WHAT TO WORK ON: Count the lines below that hold "screenshot". Give the number without comment.

BEGIN GIVEN ENTRIES

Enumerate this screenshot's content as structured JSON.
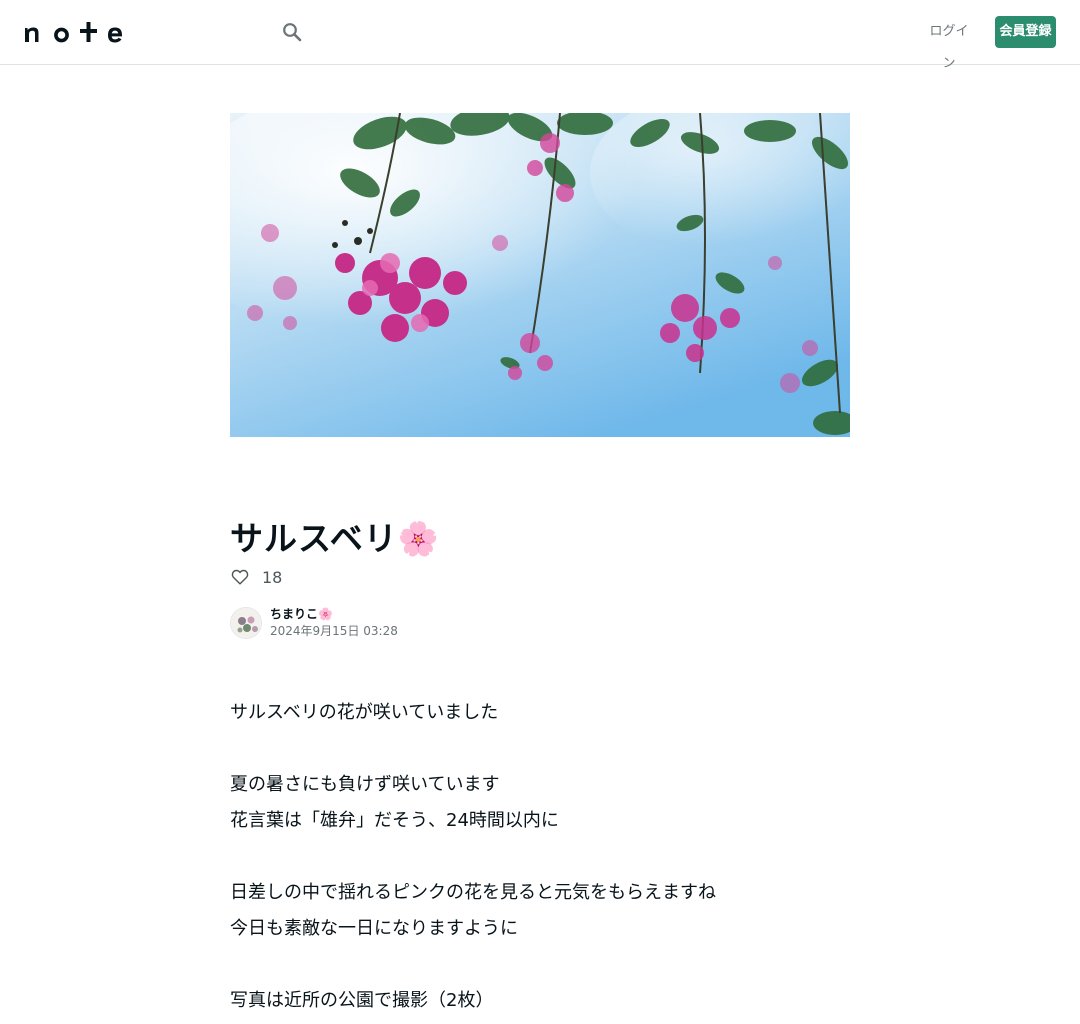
{
  "header": {
    "logo_text": "note",
    "login_label": "ログイン",
    "signup_label": "会員登録",
    "accent_color": "#2b8d6e"
  },
  "article": {
    "title": "サルスベリ🌸",
    "like_count": "18",
    "author_name": "ちまりこ🌸",
    "post_date": "2024年9月15日 03:28",
    "paragraphs": [
      [
        "サルスベリの花が咲いていました"
      ],
      [
        "夏の暑さにも負けず咲いています",
        "花言葉は「雄弁」だそう、24時間以内に"
      ],
      [
        "日差しの中で揺れるピンクの花を見ると元気をもらえますね",
        "今日も素敵な一日になりますように"
      ],
      [
        "写真は近所の公園で撮影（2枚）"
      ]
    ]
  },
  "icons": {
    "search": "search-icon",
    "heart": "heart-icon"
  }
}
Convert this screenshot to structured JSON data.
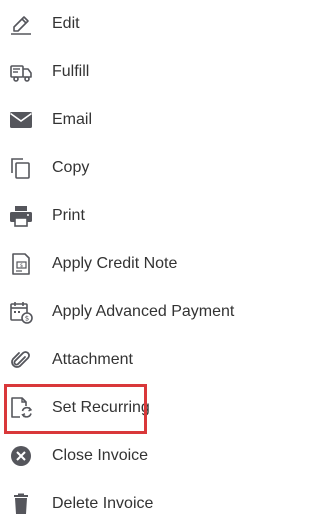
{
  "menu": {
    "items": [
      {
        "label": "Edit",
        "icon": "pencil-icon"
      },
      {
        "label": "Fulfill",
        "icon": "truck-icon"
      },
      {
        "label": "Email",
        "icon": "envelope-icon"
      },
      {
        "label": "Copy",
        "icon": "copy-icon"
      },
      {
        "label": "Print",
        "icon": "printer-icon"
      },
      {
        "label": "Apply Credit Note",
        "icon": "credit-note-icon"
      },
      {
        "label": "Apply Advanced Payment",
        "icon": "calendar-payment-icon"
      },
      {
        "label": "Attachment",
        "icon": "paperclip-icon"
      },
      {
        "label": "Set Recurring",
        "icon": "recurring-document-icon"
      },
      {
        "label": "Close Invoice",
        "icon": "close-circle-icon"
      },
      {
        "label": "Delete Invoice",
        "icon": "trash-icon"
      }
    ],
    "highlighted_item": "Set Recurring",
    "colors": {
      "icon": "#55565c",
      "text": "#333333",
      "highlight_border": "#d9383a"
    }
  }
}
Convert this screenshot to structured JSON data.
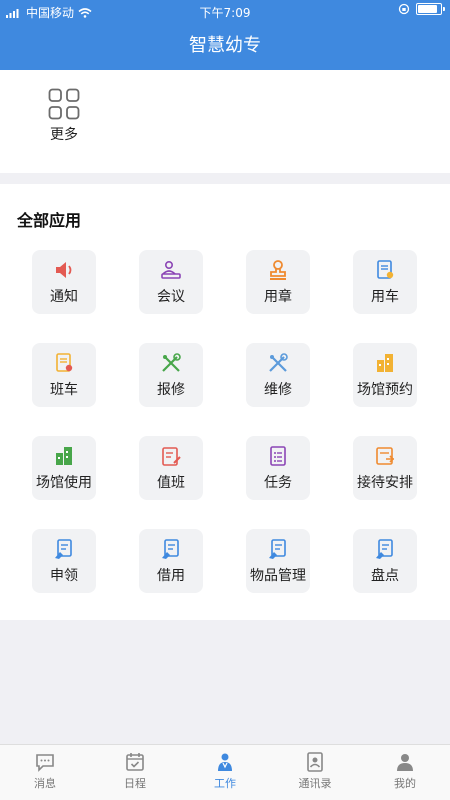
{
  "status_bar": {
    "carrier": "中国移动",
    "time": "下午7:09"
  },
  "header": {
    "title": "智慧幼专"
  },
  "shortcuts": {
    "more_label": "更多"
  },
  "apps": {
    "section_title": "全部应用",
    "items": [
      {
        "label": "通知",
        "icon": "speaker-icon",
        "color": "#e35a52"
      },
      {
        "label": "会议",
        "icon": "meeting-icon",
        "color": "#8b45b5"
      },
      {
        "label": "用章",
        "icon": "stamp-icon",
        "color": "#ef8a2f"
      },
      {
        "label": "用车",
        "icon": "car-doc-icon",
        "color": "#3f89df"
      },
      {
        "label": "班车",
        "icon": "bus-doc-icon",
        "color": "#f2b233"
      },
      {
        "label": "报修",
        "icon": "tools-icon",
        "color": "#48a64a"
      },
      {
        "label": "维修",
        "icon": "repair-tools-icon",
        "color": "#5c9bdb"
      },
      {
        "label": "场馆预约",
        "icon": "building-icon",
        "color": "#f2b233"
      },
      {
        "label": "场馆使用",
        "icon": "building-use-icon",
        "color": "#48a64a"
      },
      {
        "label": "值班",
        "icon": "duty-icon",
        "color": "#e35a52"
      },
      {
        "label": "任务",
        "icon": "task-icon",
        "color": "#8b45b5"
      },
      {
        "label": "接待安排",
        "icon": "reception-icon",
        "color": "#ef8a2f"
      },
      {
        "label": "申领",
        "icon": "apply-icon",
        "color": "#3f89df"
      },
      {
        "label": "借用",
        "icon": "borrow-icon",
        "color": "#3f89df"
      },
      {
        "label": "物品管理",
        "icon": "goods-icon",
        "color": "#3f89df"
      },
      {
        "label": "盘点",
        "icon": "inventory-icon",
        "color": "#3f89df"
      }
    ]
  },
  "tabbar": {
    "active_color": "#3f89df",
    "items": [
      {
        "label": "消息",
        "icon": "message-icon"
      },
      {
        "label": "日程",
        "icon": "calendar-icon"
      },
      {
        "label": "工作",
        "icon": "work-icon"
      },
      {
        "label": "通讯录",
        "icon": "contacts-icon"
      },
      {
        "label": "我的",
        "icon": "profile-icon"
      }
    ]
  }
}
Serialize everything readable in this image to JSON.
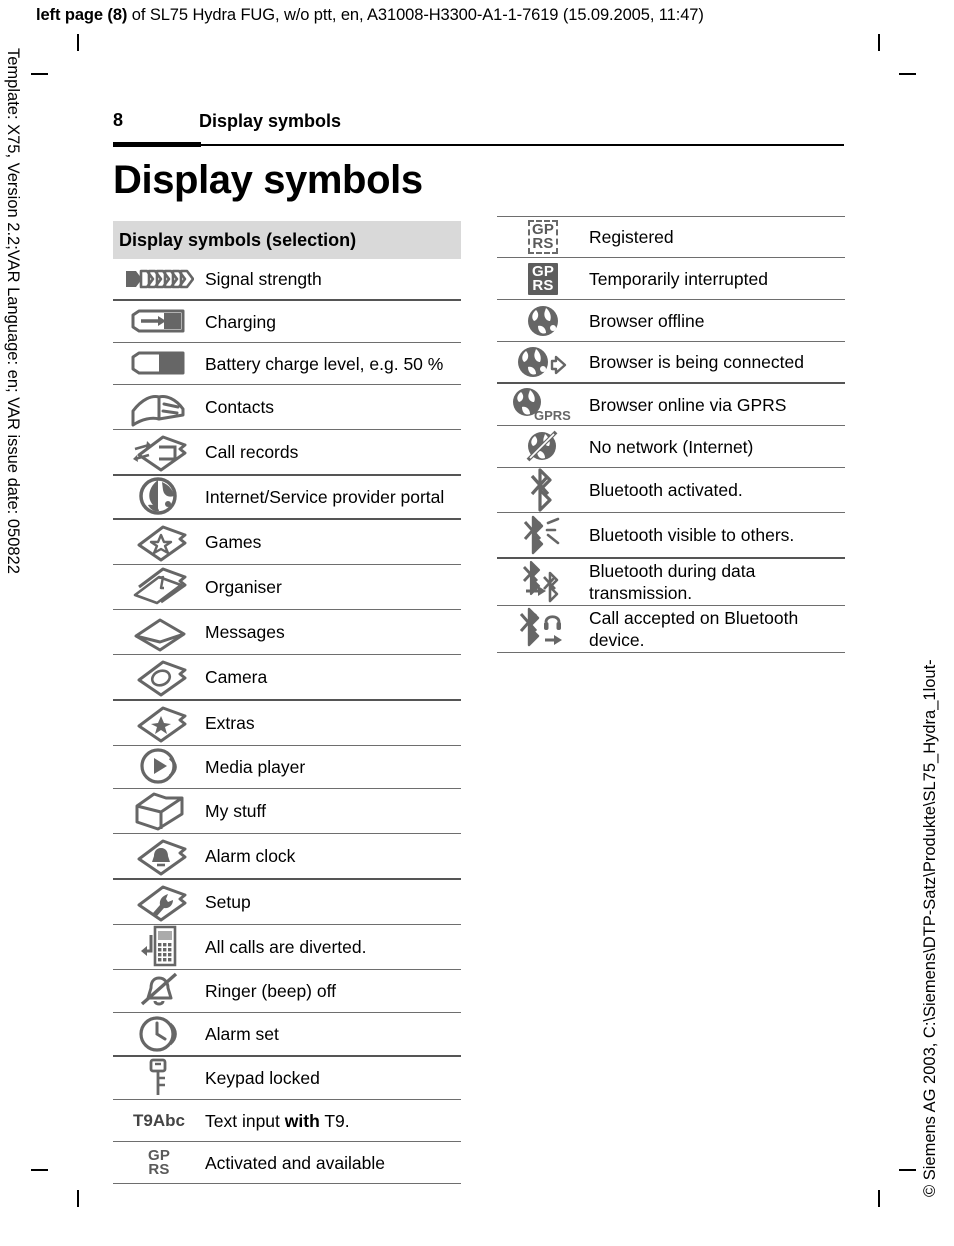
{
  "slug": {
    "bold_prefix": "left page (8)",
    "rest": " of SL75 Hydra FUG, w/o ptt, en, A31008-H3300-A1-1-7619 (15.09.2005, 11:47)"
  },
  "side_text": {
    "left": "Template: X75, Version 2.2;VAR Language: en; VAR issue date: 050822",
    "right": "© Siemens AG 2003, C:\\Siemens\\DTP-Satz\\Produkte\\SL75_Hydra_1lout-"
  },
  "header": {
    "page_number": "8",
    "running_head": "Display symbols",
    "title": "Display symbols"
  },
  "left_table": {
    "caption": "Display symbols (selection)",
    "rows": [
      {
        "icon": "signal-strength-icon",
        "label": "Signal strength",
        "sep": "strong"
      },
      {
        "icon": "charging-battery-icon",
        "label": "Charging",
        "sep": "normal"
      },
      {
        "icon": "battery-level-icon",
        "label": "Battery charge level, e.g. 50 %",
        "sep": "normal"
      },
      {
        "icon": "contacts-icon",
        "label": "Contacts",
        "sep": "normal"
      },
      {
        "icon": "call-records-icon",
        "label": "Call records",
        "sep": "strong"
      },
      {
        "icon": "internet-globe-icon",
        "label": "Internet/Service provider portal",
        "sep": "strong"
      },
      {
        "icon": "games-icon",
        "label": "Games",
        "sep": "normal"
      },
      {
        "icon": "organiser-icon",
        "label": "Organiser",
        "sep": "normal"
      },
      {
        "icon": "messages-icon",
        "label": "Messages",
        "sep": "normal"
      },
      {
        "icon": "camera-icon",
        "label": "Camera",
        "sep": "strong"
      },
      {
        "icon": "extras-star-icon",
        "label": "Extras",
        "sep": "normal"
      },
      {
        "icon": "media-player-icon",
        "label": "Media player",
        "sep": "normal"
      },
      {
        "icon": "my-stuff-folder-icon",
        "label": "My stuff",
        "sep": "normal"
      },
      {
        "icon": "alarm-clock-icon",
        "label": "Alarm clock",
        "sep": "strong"
      },
      {
        "icon": "setup-icon",
        "label": "Setup",
        "sep": "normal"
      },
      {
        "icon": "call-divert-icon",
        "label": "All calls are diverted.",
        "sep": "normal"
      },
      {
        "icon": "ringer-off-icon",
        "label": "Ringer (beep) off",
        "sep": "normal"
      },
      {
        "icon": "alarm-set-icon",
        "label": "Alarm set",
        "sep": "strong"
      },
      {
        "icon": "keypad-locked-icon",
        "label": "Keypad locked",
        "sep": "normal"
      },
      {
        "icon": "t9-text-input-icon",
        "label_prefix": "Text input ",
        "label_bold": "with",
        "label_suffix": " T9.",
        "sep": "normal"
      },
      {
        "icon": "gprs-available-icon",
        "label": "Activated and available",
        "sep": "normal"
      }
    ]
  },
  "right_table": {
    "rows": [
      {
        "icon": "gprs-registered-icon",
        "label": "Registered",
        "sep": "normal"
      },
      {
        "icon": "gprs-interrupted-icon",
        "label": "Temporarily interrupted",
        "sep": "normal"
      },
      {
        "icon": "browser-offline-icon",
        "label": "Browser offline",
        "sep": "normal"
      },
      {
        "icon": "browser-connecting-icon",
        "label": "Browser is being connected",
        "sep": "strong"
      },
      {
        "icon": "browser-online-gprs-icon",
        "label": "Browser online via GPRS",
        "sep": "normal"
      },
      {
        "icon": "no-network-icon",
        "label": "No network (Internet)",
        "sep": "normal"
      },
      {
        "icon": "bluetooth-active-icon",
        "label": "Bluetooth activated.",
        "sep": "normal"
      },
      {
        "icon": "bluetooth-visible-icon",
        "label": "Bluetooth visible to others.",
        "sep": "strong"
      },
      {
        "icon": "bluetooth-data-icon",
        "label": "Bluetooth during data transmission.",
        "sep": "normal"
      },
      {
        "icon": "bluetooth-call-icon",
        "label": "Call accepted on Bluetooth device.",
        "sep": "normal"
      }
    ],
    "icon_text": {
      "gprs_registered": {
        "l1": "GP",
        "l2": "RS"
      },
      "gprs_interrupted": {
        "l1": "GP",
        "l2": "RS"
      },
      "gprs_available": {
        "l1": "GP",
        "l2": "RS"
      },
      "browser_gprs": "GPRS",
      "t9": "T9Abc"
    }
  },
  "colors": {
    "icon_gray": "#666666",
    "caption_bg": "#d9d9d9",
    "rule": "#6e6e6e",
    "text": "#000000"
  }
}
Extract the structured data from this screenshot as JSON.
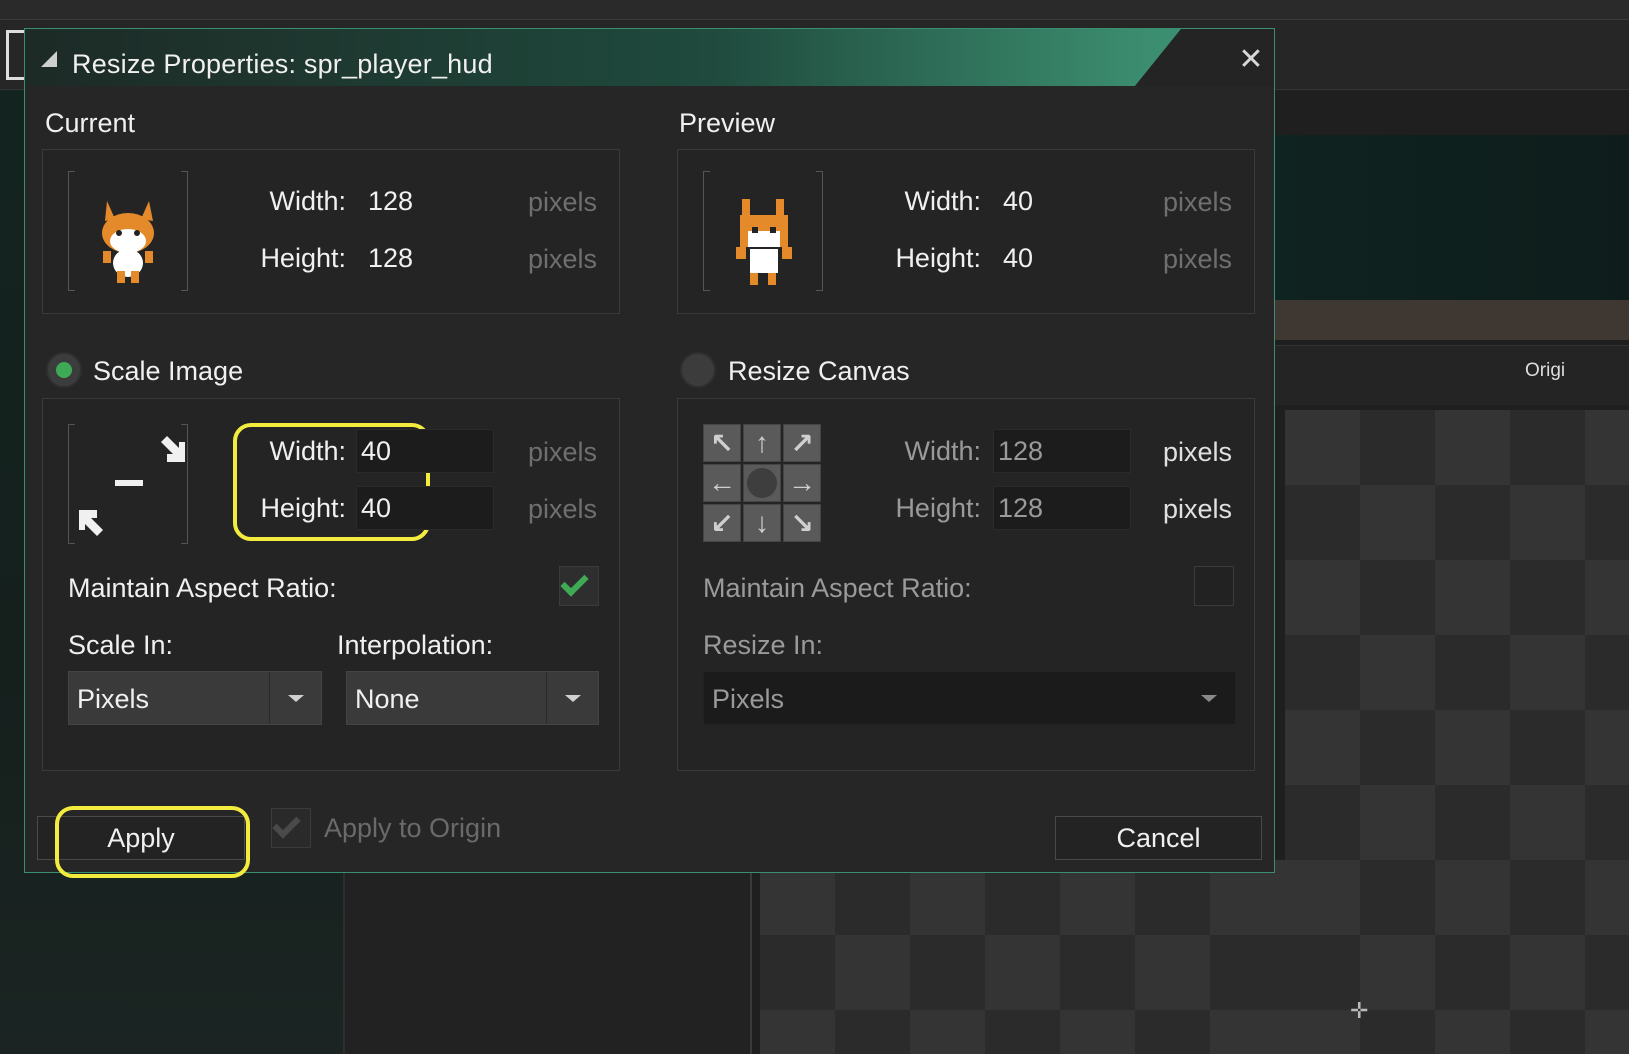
{
  "background": {
    "origin_label": "Origi"
  },
  "dialog": {
    "title": "Resize Properties: spr_player_hud",
    "current": {
      "label": "Current",
      "width_label": "Width:",
      "width_value": "128",
      "width_unit": "pixels",
      "height_label": "Height:",
      "height_value": "128",
      "height_unit": "pixels"
    },
    "preview": {
      "label": "Preview",
      "width_label": "Width:",
      "width_value": "40",
      "width_unit": "pixels",
      "height_label": "Height:",
      "height_value": "40",
      "height_unit": "pixels"
    },
    "scale_image": {
      "label": "Scale Image",
      "selected": true,
      "width_label": "Width:",
      "width_value": "40",
      "width_unit": "pixels",
      "height_label": "Height:",
      "height_value": "40",
      "height_unit": "pixels",
      "maintain_aspect_label": "Maintain Aspect Ratio:",
      "maintain_aspect_checked": true,
      "scale_in_label": "Scale In:",
      "scale_in_value": "Pixels",
      "interpolation_label": "Interpolation:",
      "interpolation_value": "None"
    },
    "resize_canvas": {
      "label": "Resize Canvas",
      "selected": false,
      "width_label": "Width:",
      "width_value": "128",
      "width_unit": "pixels",
      "height_label": "Height:",
      "height_value": "128",
      "height_unit": "pixels",
      "maintain_aspect_label": "Maintain Aspect Ratio:",
      "maintain_aspect_checked": false,
      "resize_in_label": "Resize In:",
      "resize_in_value": "Pixels"
    },
    "buttons": {
      "apply": "Apply",
      "apply_to_origin": "Apply to Origin",
      "cancel": "Cancel"
    }
  },
  "colors": {
    "accent": "#3c8e70",
    "highlight": "#f3ec3f",
    "check": "#3faa55"
  }
}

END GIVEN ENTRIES

ANSWER AREA: 4